Maybe it’s time to get back to sleep basics.
“If you’re struggling with sleep right now,” says Dr. Christina Abavana, a sleep medicine specialist with Hartford HealthCare’s Ayer Neuroscience Institute at St. Vincent’s Medical Center in Bridgeport, “you can try practicing good sleep hygiene. Make sure you’re going to bed around the same time. Make sure you sleep in an environment that’s clean and quiet and cool. And make sure you’re avoiding television in the bedroom, gadgets and excess stimulation.”
Light, specifically, is the excess stimulation to avoid.
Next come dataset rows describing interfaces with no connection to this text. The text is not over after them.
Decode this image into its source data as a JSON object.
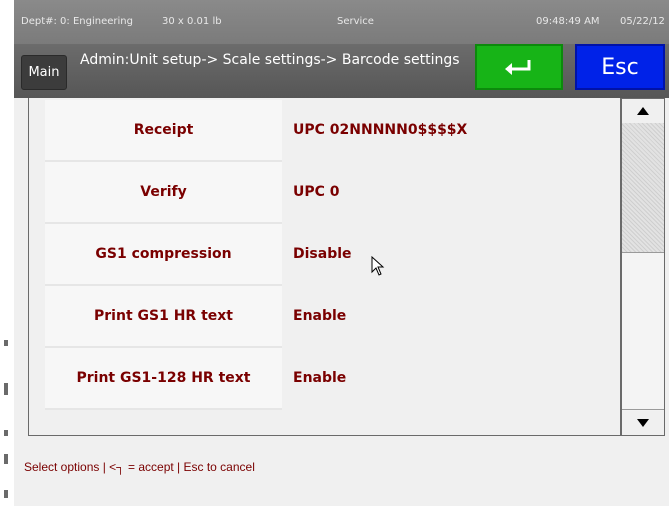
{
  "status": {
    "dept": "Dept#: 0: Engineering",
    "capacity": "30 x 0.01 lb",
    "mode": "Service",
    "time": "09:48:49 AM",
    "date": "05/22/12"
  },
  "header": {
    "main_label": "Main",
    "breadcrumb": "Admin:Unit setup-> Scale settings-> Barcode settings",
    "esc_label": "Esc",
    "accept_icon": "enter-arrow-icon"
  },
  "settings": [
    {
      "label": "Receipt",
      "value": "UPC 02NNNNN0$$$$X"
    },
    {
      "label": "Verify",
      "value": "UPC 0"
    },
    {
      "label": "GS1 compression",
      "value": "Disable"
    },
    {
      "label": "Print GS1 HR text",
      "value": "Enable"
    },
    {
      "label": "Print GS1-128 HR text",
      "value": "Enable"
    }
  ],
  "scrollbar": {
    "up_icon": "triangle-up-icon",
    "down_icon": "triangle-down-icon"
  },
  "footer": {
    "hint": "Select options | <┐ = accept | Esc to cancel"
  },
  "colors": {
    "accept": "#17b417",
    "esc": "#0022e8",
    "text_accent": "#7a0000"
  }
}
Even a moderate amount of ambient light instead of a dim lighting can harm your cardiovascular function while sleeping and increase your insulin resistance the next morning, according to a new Northwestern University study published in the Proceedings of the National Academy of Sciences.
Researchers said up to 40 percent of people sleep with a television or light on in the bedroom, citing prevalence of artificial light such as an LED or light from outside the home, particularly in urban areas. To test the effects, study participants slept in a room with either 100 lux (moderate light) or 3 lux (dim light) during a single night. Those exposed to moderate light experienced a higher alert state, causing an increased heart rate and blood flow and an increase in the force of heart contractions.
The body responds similarly to light during the daytime, activating the sympathetic nervous system that produces the heightened awareness that’s also known as the body’s “fight or flight” system.
“We know that when you’re not sleeping sufficiently or have a sleep disorder that negatively impacts the quality of your sleep, you suffer for it,” says Dr. Abavana. “And this is simply because there are specific, important functions that occur when we sleep that don’t occur when we’re awake.”
The Northwestern researchers suggested these lighting tips:
- Turn off all lights. If you must have lighting, use a dim light close to the floor.
- Use an amber or a red-orange light, which is less stimulating for the brain. Don’t use a white or blue light.
- Use blackout shades to minimize outdoor light. Otherwise, try an eye mask. If the morning sun shines in your face, move your bed.
“We need sleep to help our body fight disease,” sayd Dr. Abavana, “help our immune system and fight disease.”
And how much sleep in dim light?
“It varies,” says Dr. Abavana, “but most of us require anywhere from seven to nine hours of sleep every night. . . . A good way to determine how much you require is to observe how you feel after a night’s rest. If you feel refreshed, if you feel that you’re able to function properly after seven hours of sleep per night, then that’s your sleep duration requirement.”